(Interface dataset entries)

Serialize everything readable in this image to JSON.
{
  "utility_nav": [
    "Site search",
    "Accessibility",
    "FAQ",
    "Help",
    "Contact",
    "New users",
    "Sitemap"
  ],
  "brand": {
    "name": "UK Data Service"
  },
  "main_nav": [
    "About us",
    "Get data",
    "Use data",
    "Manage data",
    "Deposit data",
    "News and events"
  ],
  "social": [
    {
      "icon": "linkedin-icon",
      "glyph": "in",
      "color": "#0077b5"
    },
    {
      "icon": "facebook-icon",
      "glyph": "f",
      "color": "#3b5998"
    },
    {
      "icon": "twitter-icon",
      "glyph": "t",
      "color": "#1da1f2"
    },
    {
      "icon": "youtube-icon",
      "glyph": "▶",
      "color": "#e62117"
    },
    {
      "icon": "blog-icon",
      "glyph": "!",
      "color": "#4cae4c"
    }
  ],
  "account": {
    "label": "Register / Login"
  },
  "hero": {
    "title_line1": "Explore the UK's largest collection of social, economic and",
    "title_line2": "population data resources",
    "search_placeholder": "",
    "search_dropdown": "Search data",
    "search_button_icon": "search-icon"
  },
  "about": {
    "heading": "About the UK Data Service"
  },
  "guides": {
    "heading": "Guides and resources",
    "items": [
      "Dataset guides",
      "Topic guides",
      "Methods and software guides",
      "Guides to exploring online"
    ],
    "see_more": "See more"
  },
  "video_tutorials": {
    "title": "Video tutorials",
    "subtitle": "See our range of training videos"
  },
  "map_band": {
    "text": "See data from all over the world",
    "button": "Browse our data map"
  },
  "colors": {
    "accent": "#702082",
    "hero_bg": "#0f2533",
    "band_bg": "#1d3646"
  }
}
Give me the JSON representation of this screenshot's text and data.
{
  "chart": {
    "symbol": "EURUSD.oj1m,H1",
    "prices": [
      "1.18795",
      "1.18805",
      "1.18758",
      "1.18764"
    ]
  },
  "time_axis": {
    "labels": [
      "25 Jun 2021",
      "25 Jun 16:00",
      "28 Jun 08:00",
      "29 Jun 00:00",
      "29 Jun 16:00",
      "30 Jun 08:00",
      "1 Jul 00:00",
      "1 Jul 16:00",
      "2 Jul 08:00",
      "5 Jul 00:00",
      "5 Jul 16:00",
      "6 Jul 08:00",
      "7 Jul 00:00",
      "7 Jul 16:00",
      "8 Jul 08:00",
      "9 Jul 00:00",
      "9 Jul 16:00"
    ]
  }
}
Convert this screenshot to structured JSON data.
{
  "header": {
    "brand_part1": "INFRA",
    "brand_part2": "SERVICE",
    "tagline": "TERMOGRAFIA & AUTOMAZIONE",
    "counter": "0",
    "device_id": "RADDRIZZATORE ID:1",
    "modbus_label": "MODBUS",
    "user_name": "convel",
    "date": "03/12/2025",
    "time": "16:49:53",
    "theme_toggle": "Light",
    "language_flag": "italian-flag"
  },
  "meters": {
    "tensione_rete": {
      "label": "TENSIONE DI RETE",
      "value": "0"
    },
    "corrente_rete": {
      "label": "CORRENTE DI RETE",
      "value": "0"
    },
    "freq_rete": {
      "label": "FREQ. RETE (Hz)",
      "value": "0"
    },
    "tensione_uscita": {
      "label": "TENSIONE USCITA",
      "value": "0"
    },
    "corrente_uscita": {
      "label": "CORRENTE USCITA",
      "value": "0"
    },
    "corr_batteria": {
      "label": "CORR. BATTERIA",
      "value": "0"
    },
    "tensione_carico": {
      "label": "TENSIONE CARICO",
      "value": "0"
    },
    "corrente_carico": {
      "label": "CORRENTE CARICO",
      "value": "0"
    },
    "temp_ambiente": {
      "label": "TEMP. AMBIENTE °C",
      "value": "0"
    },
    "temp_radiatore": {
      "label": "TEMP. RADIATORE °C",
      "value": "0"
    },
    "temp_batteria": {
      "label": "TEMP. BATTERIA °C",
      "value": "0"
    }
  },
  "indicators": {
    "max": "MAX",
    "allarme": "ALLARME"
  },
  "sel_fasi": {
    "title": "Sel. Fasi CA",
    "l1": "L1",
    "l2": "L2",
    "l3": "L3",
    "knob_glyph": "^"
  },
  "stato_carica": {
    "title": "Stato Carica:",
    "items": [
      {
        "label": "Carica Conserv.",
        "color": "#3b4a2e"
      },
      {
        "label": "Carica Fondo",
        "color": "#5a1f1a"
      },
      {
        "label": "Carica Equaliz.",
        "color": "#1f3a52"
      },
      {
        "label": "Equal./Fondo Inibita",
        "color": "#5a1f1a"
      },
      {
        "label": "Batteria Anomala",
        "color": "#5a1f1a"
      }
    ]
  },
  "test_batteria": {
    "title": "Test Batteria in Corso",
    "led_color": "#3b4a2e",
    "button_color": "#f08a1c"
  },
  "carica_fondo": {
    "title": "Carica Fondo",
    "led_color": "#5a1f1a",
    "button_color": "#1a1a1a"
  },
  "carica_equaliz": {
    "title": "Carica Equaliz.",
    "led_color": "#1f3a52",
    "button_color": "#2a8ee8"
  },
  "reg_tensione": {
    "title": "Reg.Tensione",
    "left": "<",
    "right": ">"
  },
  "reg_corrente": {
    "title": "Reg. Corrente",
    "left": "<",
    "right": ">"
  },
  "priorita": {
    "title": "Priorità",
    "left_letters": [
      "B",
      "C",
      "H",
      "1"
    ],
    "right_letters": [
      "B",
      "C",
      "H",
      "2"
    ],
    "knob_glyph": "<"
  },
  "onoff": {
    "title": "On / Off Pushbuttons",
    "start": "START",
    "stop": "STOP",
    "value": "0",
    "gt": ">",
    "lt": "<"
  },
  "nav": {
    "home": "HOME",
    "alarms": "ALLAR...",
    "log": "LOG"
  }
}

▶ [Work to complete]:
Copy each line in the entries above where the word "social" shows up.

▶ [Finished task]:
  "social": [
    "title_line1": "Explore the UK's largest collection of social, economic and",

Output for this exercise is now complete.